Also, if the explosion of intelligence is a necessary natural phenomenon, something like an unstoppable supernova, then by now the universe should be full of manifestations of intelligence, it should be infused, drenched, saturated by intelligence. Why, entire suns would be cloaked in order to harvest their energy needed for the huge amount of computations going on. (Maybe this explains the mystery of the dark matter, i.e. the fact that most matter in the universe is not visible.) Also, why hasn't this cosmic intelligent fabric reached us? Well, maybe they wanted to leave part of the universe in its natural state, you know like we keep protected nature parks. Our corner of the universe may be just such a place. We do not listen to the noise created by intelligence elsewhere, but maybe this only shows our low level of development.
Now, if we assume that the universe is not really intelligent, this leaves us with three possibilities: First, for some reason there may exist intrinsic limits to the growth of intelligence. This does not seem probable, particularly after reading this book. Second, depressingly, the explosive growth of intelligence may always bring about its demise, the same way that the uncontrolled growth of cancer kills the organism that creates it. This sounds rather plausible if we observe the way humanity manages the world today. The third possibility is that the growth of intelligence reaches a level where it decides to stop, where it understands that the "law of accelerating returns" is not conducive to happiness. So maybe the universe is filled not only by intelligent, but also by wise races, that look after their own small garden without disturbing the rest of creation, and live meaningful, biological, limited lives.
All in all, this is an extremely interesting book to read. I withhold one star, only because I find that the catchy title has little relevance to its content.
Anyway, this is a fascinating portrait of life what life may be like in the next century (most of you reading this, Kurzweil says, will live to see the things predicted come to pass) by a fascinating person. I'm not qualified to comment on whether the scenarios he predicts are really plausible, but it's certainly interesting. By 2099, humanity has effectively acheived immortality. If you like this book, I'd suggest Eric Drexler's two less-technical books (Engines of Creation and Unbounding the Future) as well. Nanosystems is a bit over my head.

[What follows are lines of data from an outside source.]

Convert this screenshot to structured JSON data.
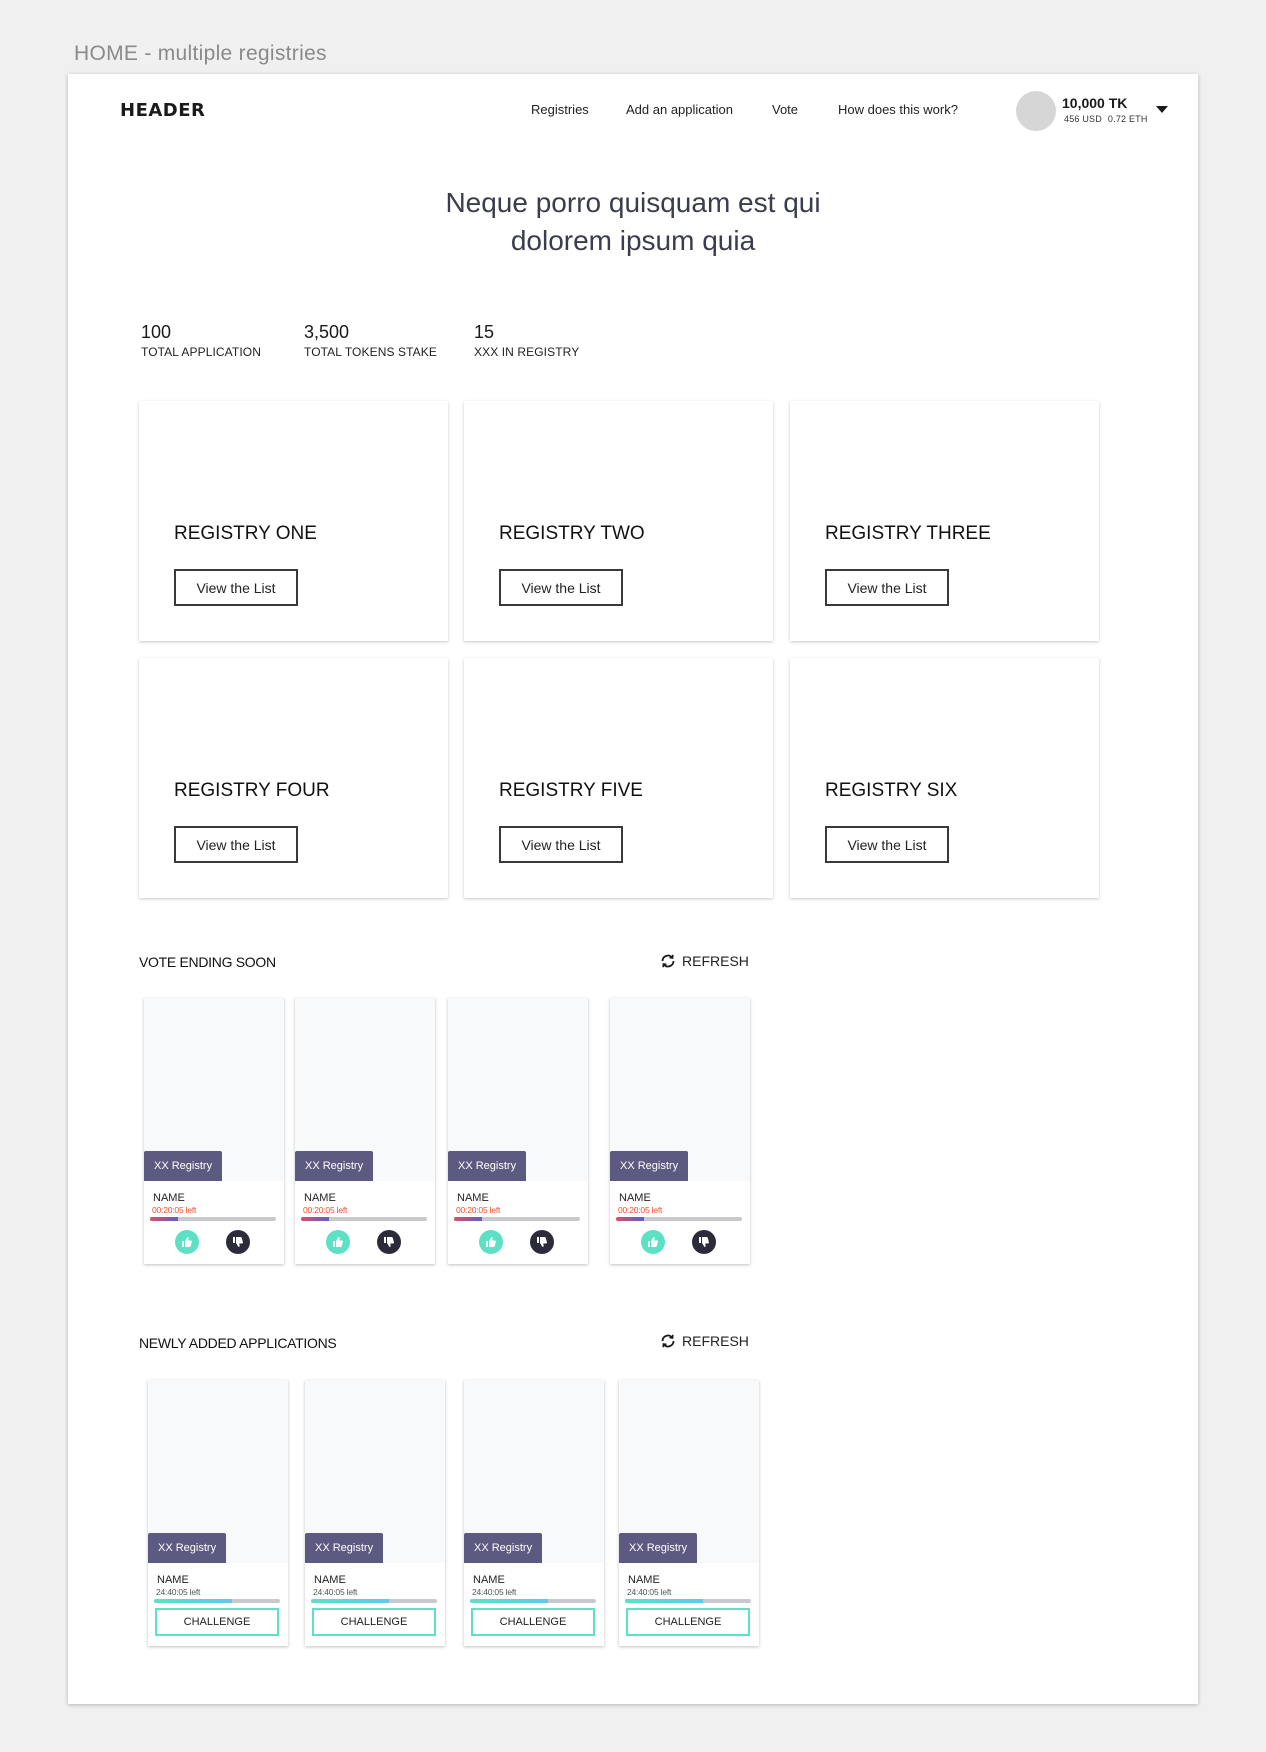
{
  "frame_label": "HOME - multiple registries",
  "header": {
    "logo": "HEADER",
    "nav": [
      {
        "label": "Registries"
      },
      {
        "label": "Add an application"
      },
      {
        "label": "Vote"
      },
      {
        "label": "How does this work?"
      }
    ],
    "wallet": {
      "tokens": "10,000 TK",
      "usd": "456 USD",
      "eth": "0.72 ETH"
    }
  },
  "hero": {
    "line1": "Neque porro quisquam est qui",
    "line2": "dolorem ipsum quia"
  },
  "stats": [
    {
      "value": "100",
      "label": "TOTAL APPLICATION"
    },
    {
      "value": "3,500",
      "label": "TOTAL TOKENS STAKE"
    },
    {
      "value": "15",
      "label": "XXX IN REGISTRY"
    }
  ],
  "registries": [
    {
      "name": "REGISTRY ONE",
      "button": "View the List"
    },
    {
      "name": "REGISTRY TWO",
      "button": "View the List"
    },
    {
      "name": "REGISTRY THREE",
      "button": "View the List"
    },
    {
      "name": "REGISTRY FOUR",
      "button": "View the List"
    },
    {
      "name": "REGISTRY FIVE",
      "button": "View the List"
    },
    {
      "name": "REGISTRY SIX",
      "button": "View the List"
    }
  ],
  "vote_ending": {
    "title": "VOTE ENDING SOON",
    "refresh": "REFRESH",
    "cards": [
      {
        "tag": "XX Registry",
        "name": "NAME",
        "time": "00:20:05 left",
        "progress": 0.22
      },
      {
        "tag": "XX Registry",
        "name": "NAME",
        "time": "00:20:05 left",
        "progress": 0.22
      },
      {
        "tag": "XX Registry",
        "name": "NAME",
        "time": "00:20:05 left",
        "progress": 0.22
      },
      {
        "tag": "XX Registry",
        "name": "NAME",
        "time": "00:20:05 left",
        "progress": 0.22
      }
    ]
  },
  "newly_added": {
    "title": "NEWLY ADDED APPLICATIONS",
    "refresh": "REFRESH",
    "cards": [
      {
        "tag": "XX Registry",
        "name": "NAME",
        "time": "24:40:05 left",
        "progress": 0.62,
        "button": "CHALLENGE"
      },
      {
        "tag": "XX Registry",
        "name": "NAME",
        "time": "24:40:05 left",
        "progress": 0.62,
        "button": "CHALLENGE"
      },
      {
        "tag": "XX Registry",
        "name": "NAME",
        "time": "24:40:05 left",
        "progress": 0.62,
        "button": "CHALLENGE"
      },
      {
        "tag": "XX Registry",
        "name": "NAME",
        "time": "24:40:05 left",
        "progress": 0.62,
        "button": "CHALLENGE"
      }
    ]
  },
  "colors": {
    "tag_bg": "#5c5a80",
    "vote_time": "#e8542a",
    "vote_fill": "#5f5fc6",
    "vote_fill_accent": "#e14b6b",
    "new_time": "#555555",
    "new_fill": "#5ee0c4",
    "new_fill_accent": "#63c6f0",
    "vote_up": "#5ee0c4",
    "vote_down": "#2c2b3a"
  },
  "icons": {
    "refresh": "refresh-icon",
    "thumbs_up": "thumbs-up-icon",
    "thumbs_down": "thumbs-down-icon",
    "dropdown": "chevron-down-icon"
  }
}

I found the first section of the book to be a little bit slower than the second half, but this is only because the author is laying down the foundation of his future predictions found in the second half.
The author is a little too quick to gloss over the potential evil uses of this technology, and at times seems to demonstrate, (through the use of fictional characters), his annoyance at those who want to slow down the march to a brave new world.
The author's predictions are a little too upbeat for my tastes, but since it was published in 2000 and probably written 98-99, I forgive him for that. The sentiments of our future with technology expressed in this book seem to be a little bit dated, from a time before the hard economic times hit the US technology industry.
Despite these minor points, I look forward to reading further writings by this author. His book is an excellent counterpoint to the doomsday views of our future expressed in movies like Terminator and Mad Max.